---------- Task inputs

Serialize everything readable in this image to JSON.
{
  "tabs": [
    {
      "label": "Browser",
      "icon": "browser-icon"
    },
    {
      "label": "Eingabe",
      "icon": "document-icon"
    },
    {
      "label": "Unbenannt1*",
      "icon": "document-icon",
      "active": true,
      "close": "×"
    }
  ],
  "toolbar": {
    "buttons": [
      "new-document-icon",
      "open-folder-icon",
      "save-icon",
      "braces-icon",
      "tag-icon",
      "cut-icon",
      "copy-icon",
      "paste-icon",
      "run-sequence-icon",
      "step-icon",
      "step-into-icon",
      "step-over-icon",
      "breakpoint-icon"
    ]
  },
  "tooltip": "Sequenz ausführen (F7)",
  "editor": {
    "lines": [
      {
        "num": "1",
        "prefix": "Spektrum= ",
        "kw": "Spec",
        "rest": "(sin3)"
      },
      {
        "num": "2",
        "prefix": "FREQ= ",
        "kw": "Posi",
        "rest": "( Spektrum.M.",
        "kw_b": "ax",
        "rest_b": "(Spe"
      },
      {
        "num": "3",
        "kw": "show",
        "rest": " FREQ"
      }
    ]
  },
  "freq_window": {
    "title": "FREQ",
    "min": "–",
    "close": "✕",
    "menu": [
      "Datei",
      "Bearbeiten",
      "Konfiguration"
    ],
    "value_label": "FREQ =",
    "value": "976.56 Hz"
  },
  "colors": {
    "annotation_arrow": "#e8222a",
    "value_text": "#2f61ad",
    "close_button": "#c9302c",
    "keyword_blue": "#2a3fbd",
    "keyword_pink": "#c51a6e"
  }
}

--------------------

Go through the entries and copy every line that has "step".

      "step-icon",
      "step-into-icon",
      "step-over-icon",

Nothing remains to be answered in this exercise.